▸ **Task directions**
Which lines in the records below contain the word "JSON"? Copy each one.

+++++

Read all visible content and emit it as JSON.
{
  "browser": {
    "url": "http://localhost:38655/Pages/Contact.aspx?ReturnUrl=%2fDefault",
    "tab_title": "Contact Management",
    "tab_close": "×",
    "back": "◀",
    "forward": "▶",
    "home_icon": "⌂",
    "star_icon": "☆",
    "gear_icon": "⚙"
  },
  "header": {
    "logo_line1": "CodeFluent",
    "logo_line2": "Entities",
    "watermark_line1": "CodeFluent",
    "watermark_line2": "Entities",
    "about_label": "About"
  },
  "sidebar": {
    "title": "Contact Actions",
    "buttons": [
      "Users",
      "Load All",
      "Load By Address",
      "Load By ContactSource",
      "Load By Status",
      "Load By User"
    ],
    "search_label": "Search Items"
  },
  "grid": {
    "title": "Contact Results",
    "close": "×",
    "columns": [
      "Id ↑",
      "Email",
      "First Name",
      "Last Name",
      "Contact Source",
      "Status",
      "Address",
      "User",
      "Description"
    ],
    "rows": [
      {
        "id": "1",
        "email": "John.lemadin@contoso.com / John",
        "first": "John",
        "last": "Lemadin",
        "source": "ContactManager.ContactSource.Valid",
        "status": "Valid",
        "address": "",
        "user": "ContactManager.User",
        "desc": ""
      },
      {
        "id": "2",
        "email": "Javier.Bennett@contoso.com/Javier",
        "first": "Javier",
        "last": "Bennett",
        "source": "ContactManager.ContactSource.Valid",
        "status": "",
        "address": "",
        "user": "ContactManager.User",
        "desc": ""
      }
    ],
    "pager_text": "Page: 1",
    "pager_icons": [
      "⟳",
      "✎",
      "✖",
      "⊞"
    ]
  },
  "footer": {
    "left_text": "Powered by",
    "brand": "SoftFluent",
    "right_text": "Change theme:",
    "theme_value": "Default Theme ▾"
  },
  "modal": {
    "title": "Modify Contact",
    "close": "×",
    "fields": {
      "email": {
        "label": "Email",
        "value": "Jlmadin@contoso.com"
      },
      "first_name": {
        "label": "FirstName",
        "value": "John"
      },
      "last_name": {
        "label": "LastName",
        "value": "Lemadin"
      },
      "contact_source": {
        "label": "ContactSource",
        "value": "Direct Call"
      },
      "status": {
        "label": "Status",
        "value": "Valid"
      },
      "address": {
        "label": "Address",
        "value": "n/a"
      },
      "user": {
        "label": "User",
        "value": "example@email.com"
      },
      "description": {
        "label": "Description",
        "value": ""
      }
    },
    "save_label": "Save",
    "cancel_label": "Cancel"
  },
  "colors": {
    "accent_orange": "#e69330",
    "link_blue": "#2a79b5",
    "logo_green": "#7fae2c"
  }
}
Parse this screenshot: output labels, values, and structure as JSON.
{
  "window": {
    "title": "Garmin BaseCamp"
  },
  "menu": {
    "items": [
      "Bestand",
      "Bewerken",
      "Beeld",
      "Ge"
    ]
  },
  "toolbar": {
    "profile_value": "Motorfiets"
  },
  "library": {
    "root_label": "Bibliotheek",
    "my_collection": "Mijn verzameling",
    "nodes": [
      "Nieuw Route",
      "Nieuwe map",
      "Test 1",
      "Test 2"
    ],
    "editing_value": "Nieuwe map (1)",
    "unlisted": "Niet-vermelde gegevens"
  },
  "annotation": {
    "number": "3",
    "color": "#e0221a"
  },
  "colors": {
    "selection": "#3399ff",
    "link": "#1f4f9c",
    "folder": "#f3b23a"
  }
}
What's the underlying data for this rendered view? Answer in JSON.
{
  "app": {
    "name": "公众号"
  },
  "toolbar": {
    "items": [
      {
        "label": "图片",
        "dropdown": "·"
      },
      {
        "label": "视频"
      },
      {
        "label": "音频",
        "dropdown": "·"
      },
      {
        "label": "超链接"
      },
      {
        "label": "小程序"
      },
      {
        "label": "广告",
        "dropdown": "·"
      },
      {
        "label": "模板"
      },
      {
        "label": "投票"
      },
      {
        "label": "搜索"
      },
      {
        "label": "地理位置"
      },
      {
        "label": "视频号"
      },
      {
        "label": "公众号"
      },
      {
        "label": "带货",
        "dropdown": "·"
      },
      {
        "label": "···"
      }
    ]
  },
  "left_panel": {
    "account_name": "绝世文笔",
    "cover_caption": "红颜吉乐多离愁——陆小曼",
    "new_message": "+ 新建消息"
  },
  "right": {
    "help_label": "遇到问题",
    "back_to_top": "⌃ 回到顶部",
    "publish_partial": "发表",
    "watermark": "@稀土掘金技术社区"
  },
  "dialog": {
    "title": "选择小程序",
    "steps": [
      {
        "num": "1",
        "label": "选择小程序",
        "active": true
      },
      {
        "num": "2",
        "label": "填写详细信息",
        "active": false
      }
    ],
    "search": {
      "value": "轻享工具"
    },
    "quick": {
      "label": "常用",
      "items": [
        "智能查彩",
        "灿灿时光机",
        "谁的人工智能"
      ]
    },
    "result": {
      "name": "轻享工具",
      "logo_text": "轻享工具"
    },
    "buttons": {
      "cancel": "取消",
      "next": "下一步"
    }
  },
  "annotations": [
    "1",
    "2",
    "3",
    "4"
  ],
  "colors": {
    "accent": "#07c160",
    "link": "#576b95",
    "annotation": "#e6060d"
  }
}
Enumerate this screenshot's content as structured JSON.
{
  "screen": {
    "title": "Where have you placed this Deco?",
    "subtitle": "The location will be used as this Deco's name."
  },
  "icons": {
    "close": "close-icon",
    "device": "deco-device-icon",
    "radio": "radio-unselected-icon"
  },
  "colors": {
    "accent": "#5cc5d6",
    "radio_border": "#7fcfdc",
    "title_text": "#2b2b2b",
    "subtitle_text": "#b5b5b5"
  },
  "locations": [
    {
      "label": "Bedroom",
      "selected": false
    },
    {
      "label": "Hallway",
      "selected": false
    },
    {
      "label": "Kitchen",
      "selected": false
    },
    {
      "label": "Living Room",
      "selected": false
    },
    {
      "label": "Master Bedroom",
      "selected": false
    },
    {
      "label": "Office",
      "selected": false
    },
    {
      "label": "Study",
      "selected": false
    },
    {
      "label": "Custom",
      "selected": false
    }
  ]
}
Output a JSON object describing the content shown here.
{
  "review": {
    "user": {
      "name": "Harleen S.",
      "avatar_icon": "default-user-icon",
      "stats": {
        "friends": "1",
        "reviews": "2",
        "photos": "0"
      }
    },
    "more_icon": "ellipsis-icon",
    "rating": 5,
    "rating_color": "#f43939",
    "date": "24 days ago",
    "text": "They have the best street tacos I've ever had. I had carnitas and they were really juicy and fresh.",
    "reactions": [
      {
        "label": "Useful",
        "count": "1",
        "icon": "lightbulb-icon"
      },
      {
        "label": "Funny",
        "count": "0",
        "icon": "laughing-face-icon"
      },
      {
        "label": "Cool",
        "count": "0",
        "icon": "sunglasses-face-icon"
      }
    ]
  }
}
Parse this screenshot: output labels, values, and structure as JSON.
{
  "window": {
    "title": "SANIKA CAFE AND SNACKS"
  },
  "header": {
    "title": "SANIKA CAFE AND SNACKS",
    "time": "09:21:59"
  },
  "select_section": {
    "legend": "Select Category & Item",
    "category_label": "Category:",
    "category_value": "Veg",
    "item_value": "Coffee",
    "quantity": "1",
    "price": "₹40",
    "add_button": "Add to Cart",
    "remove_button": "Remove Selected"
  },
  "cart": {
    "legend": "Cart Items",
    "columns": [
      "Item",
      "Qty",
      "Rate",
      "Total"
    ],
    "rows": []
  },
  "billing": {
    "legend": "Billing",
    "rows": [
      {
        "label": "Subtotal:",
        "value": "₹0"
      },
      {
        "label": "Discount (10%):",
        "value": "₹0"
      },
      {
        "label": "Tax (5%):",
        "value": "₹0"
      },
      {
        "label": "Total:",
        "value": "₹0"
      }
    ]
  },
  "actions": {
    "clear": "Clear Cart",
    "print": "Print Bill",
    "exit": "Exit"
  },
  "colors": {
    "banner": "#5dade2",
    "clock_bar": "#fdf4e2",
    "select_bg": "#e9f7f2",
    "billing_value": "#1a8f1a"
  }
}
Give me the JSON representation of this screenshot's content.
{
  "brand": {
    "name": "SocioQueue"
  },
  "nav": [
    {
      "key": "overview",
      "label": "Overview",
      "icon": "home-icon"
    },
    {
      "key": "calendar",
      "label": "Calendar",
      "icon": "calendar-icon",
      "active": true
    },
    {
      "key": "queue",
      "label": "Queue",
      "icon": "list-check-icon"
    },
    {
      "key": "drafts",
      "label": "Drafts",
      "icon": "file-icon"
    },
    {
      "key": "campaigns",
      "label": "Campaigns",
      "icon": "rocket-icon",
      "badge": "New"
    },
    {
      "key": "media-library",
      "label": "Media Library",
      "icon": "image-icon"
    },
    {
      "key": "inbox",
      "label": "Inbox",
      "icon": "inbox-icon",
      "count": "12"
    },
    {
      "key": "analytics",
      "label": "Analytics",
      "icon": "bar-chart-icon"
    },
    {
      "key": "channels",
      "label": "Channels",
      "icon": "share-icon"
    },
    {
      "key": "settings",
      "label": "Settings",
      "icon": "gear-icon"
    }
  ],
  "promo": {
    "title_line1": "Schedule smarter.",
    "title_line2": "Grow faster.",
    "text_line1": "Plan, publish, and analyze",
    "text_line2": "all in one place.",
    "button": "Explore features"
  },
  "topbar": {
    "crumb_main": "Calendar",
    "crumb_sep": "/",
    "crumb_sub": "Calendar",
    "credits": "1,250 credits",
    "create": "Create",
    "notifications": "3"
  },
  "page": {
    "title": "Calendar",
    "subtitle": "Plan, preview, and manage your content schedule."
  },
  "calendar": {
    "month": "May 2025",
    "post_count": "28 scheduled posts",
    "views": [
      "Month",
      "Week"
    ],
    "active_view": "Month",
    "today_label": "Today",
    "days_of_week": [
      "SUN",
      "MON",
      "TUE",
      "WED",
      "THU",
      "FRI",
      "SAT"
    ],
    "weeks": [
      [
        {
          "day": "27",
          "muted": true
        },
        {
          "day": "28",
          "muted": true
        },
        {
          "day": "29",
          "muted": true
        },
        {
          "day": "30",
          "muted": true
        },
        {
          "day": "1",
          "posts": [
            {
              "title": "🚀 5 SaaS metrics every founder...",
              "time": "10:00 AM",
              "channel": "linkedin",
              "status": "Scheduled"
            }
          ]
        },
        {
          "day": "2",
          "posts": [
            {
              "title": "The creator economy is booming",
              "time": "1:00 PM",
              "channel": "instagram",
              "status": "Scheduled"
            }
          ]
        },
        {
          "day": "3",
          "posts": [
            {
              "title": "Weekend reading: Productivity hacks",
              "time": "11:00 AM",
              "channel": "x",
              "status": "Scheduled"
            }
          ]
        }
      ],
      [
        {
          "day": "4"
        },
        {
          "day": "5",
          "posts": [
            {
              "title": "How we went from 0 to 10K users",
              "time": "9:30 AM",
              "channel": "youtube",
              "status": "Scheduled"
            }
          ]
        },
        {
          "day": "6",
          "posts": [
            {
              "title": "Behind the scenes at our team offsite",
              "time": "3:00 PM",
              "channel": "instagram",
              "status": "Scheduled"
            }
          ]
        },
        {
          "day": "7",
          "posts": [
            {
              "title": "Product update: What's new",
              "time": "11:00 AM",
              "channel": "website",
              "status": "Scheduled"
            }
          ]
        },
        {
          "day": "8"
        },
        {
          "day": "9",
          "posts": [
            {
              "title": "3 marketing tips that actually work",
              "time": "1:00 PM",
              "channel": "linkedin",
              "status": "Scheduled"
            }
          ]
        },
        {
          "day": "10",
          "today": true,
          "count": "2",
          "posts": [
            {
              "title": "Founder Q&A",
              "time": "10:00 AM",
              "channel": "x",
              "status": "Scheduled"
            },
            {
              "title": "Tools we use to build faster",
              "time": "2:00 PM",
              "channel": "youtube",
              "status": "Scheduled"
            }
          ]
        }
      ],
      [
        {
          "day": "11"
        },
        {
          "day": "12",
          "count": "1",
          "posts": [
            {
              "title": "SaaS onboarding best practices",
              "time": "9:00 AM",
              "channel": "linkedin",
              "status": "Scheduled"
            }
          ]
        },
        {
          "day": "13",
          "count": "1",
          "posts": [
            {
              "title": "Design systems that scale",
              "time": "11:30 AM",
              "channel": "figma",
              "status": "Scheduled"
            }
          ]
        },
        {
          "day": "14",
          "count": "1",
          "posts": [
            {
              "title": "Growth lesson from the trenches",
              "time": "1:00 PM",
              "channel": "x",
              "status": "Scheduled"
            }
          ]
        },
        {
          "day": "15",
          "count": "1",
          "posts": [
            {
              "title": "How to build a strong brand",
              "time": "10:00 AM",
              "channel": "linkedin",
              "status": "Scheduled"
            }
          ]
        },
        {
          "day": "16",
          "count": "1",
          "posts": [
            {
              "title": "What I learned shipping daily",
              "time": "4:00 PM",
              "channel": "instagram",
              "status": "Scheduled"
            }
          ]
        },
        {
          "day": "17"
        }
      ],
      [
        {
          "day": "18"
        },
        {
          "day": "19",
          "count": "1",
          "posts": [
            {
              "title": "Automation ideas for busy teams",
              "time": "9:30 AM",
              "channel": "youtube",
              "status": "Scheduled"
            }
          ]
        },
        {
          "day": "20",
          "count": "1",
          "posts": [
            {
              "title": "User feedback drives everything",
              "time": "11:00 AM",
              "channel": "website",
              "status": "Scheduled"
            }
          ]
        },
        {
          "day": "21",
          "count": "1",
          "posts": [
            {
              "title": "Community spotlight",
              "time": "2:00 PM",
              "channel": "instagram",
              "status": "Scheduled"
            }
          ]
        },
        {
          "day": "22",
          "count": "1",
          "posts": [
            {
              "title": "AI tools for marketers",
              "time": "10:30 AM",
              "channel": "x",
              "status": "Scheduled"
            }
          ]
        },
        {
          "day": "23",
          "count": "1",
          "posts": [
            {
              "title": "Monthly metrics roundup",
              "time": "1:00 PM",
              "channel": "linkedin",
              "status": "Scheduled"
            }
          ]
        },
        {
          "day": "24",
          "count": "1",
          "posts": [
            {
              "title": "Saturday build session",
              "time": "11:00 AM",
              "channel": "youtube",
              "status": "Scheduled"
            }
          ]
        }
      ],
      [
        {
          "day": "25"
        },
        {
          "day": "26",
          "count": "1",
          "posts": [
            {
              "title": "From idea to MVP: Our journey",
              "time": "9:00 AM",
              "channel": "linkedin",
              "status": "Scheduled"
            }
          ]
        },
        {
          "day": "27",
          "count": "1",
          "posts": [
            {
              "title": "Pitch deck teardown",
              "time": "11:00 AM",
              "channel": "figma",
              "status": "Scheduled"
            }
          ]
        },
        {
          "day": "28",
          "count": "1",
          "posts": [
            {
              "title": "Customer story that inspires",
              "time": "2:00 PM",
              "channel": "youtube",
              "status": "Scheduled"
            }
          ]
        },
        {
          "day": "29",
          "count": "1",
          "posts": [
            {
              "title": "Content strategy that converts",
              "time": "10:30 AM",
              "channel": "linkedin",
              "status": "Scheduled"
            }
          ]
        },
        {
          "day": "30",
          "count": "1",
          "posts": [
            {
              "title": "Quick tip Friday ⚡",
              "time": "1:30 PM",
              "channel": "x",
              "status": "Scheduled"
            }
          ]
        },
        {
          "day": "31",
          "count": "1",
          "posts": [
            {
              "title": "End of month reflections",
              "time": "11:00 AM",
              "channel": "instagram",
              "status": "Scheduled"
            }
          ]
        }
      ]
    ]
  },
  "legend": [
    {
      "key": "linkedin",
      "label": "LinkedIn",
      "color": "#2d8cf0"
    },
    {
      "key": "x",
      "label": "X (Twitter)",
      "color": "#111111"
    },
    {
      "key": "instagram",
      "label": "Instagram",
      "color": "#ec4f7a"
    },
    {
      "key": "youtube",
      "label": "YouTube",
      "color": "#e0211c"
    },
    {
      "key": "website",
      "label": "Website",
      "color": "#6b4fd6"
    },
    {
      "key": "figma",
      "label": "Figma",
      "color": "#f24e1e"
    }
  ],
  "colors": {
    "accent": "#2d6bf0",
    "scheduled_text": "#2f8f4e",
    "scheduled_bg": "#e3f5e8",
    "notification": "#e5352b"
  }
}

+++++

▸ **Solution**
Read all visible content and emit it as JSON.
Parse this screenshot: output labels, values, and structure as JSON.
What's the underlying data for this rendered view? Answer in JSON.
Enumerate this screenshot's content as structured JSON.
Output a JSON object describing the content shown here.
Parse this screenshot: output labels, values, and structure as JSON.
Give me the JSON representation of this screenshot's content.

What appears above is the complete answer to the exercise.